We are fast approaching summer. Memorial Day has come and gone and that means kebob season is upon us. Though we may be social distancing, we can still have our outdoor family bar-b-ques with grilling and expanded menus of mezze. Lamb and chicken kebob are generally accompanied by mouth-watering grilled onions, peppers and tomatoes garnished on the side. Armenian “khorovadz” is not complete without a buttery carbohydrate side dish: rice pilaf. It’s like a food trifecta, a meat-veggie-carb coma! You can’t have one without the others.
As any good Dandeegeen knows, one must master the preparation of pilaf as a young bride; this is understood. Not only is it a given but it is expected. Even house guests await the rice pilaf side dish with every Armenian Sunday dinner and family gathering. It is served without mention. It takes some practice but once you’ve got it, you never forget. Two cups of College Inn chicken broth (no substitute will do) for one cup of Uncle Ben’s rice; I can recite it blind. Don’t forget the browned noodles pre-baked for convenience. Lastly, be sure to use that one stick of butter. The trick is to split the stick in half…..place half in the broth while it comes to a boil and the other half after the rice has nearly cooked, placed on top to melt into the nearly cooked rice, it gives it that special buttery taste to top it off. Yes, a stick of butter. This is a trademark of the St. Stephen’s Armenian Church Bazaar and Picnic pilaf I learned from Michael Guzelian, Chief Pilaf Connoisseur, in my days in the kitchen at the church picnic at Camp Haiastan. And if you have had his pilaf you know the trick works. When you cook for company you don’t skimp on butter; for your daily meals at home you can go a half stick for that waistline you are always mindful of, but for holidays and family gatherings, it’s a must!

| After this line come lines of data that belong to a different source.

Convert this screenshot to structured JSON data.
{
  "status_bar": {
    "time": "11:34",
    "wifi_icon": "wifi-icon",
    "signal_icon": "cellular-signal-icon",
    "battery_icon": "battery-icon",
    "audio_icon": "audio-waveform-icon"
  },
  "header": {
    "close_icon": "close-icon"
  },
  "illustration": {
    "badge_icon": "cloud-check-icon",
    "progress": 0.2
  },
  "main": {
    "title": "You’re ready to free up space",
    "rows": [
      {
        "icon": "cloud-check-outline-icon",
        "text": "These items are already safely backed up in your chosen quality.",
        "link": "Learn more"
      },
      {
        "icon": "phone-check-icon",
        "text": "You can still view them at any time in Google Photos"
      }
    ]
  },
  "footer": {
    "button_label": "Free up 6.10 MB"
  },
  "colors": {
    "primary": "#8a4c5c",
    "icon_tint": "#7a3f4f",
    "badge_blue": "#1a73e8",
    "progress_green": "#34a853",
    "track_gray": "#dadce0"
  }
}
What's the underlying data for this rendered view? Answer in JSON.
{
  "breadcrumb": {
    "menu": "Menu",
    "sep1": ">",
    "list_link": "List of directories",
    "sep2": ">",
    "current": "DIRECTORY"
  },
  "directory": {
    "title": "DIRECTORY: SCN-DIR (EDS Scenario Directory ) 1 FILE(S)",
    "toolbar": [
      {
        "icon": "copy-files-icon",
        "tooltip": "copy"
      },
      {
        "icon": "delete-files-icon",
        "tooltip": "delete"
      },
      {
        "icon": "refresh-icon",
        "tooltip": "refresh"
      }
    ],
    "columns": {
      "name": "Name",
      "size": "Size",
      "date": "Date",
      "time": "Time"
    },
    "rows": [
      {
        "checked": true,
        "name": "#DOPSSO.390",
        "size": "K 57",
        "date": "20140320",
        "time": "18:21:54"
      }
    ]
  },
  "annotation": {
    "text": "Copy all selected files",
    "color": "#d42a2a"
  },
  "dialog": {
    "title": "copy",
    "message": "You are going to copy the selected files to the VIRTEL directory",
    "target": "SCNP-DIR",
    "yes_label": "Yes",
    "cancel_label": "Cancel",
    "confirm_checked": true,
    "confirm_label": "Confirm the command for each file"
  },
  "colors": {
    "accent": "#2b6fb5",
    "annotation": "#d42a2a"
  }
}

Pilaf prep is second nature, even for this novice Dandeegeen, but I love bulghur (bulgur) pilaf and had never tried to make it. I have always enjoyed it when others prepared it, but I had never ventured into this new side dish territory, even after 32 years of cooking. So since I am embarking on firsts, I figured this Dandeegeen was overdue to try. I ordered the bulghur from Arpi Avedissian at Eastern Lahmejun. Of course, I asked her advice on the size, as I know there are various sizes for different purposes. She recommended the #3 coarse. While bulghur ordering, I figured I’d ask for help on ordering the correct bulghur size for “mock khema” too, while I was being adventurous. She recommended the #1 fine. Two for one shopping. Ara picked it up curbside and I was ready to try out the bulghur recipes. Next column will be, you guessed it, “mock khema.”
I used the same recipe for pilaf for bulghur pilaf. It came out fine but something was missing. I called my mother and explained what I had made, and she said I missed the secret ingredient. Another secret ingredient of course, in this case sauteed onions with butter to start, then add the broth and continue as you would make pilaf. It was the trick I needed. I made another attempt and it was much tastier. The onions cook down so you don’t see anything, but the taste of the bulghur has a very special flavor. Add the customary yogurt mixed with minced garlic on top and the bulghur pilaf is a masterpiece. Yum! Practice makes perfect. Stay tuned for the next Dandeegeen Diaries bulghur-featured recipe of “mock khema.” Happy Summer cooking!
Pray tell, what is a dandeegeen? A housewife? Besides softened onions, I add tomatoes,
as did my Harpoot grandmother.
Along with onions, my Ma used tomato sauce, I think, 50/50 with broth. Alternative to chicken can also be College Inn Beef Broth for more savory flavor. Since browned noodles add so much flavor, I would use 5X as much as show in photo. My Mama’s yogurt made everything perfect! Erivan brand out of Pennsylvania tastes very much like hers.
I’m looking forward to the “mock khema” recipe.
My Grandmother’s pilaf recipe always called for College Inn broth…Does anyone know where someone living in Colorado can get College Inn broth?? Help
Who uses one stick of butter anymore? WE laughed at that amount in the early 1970’s!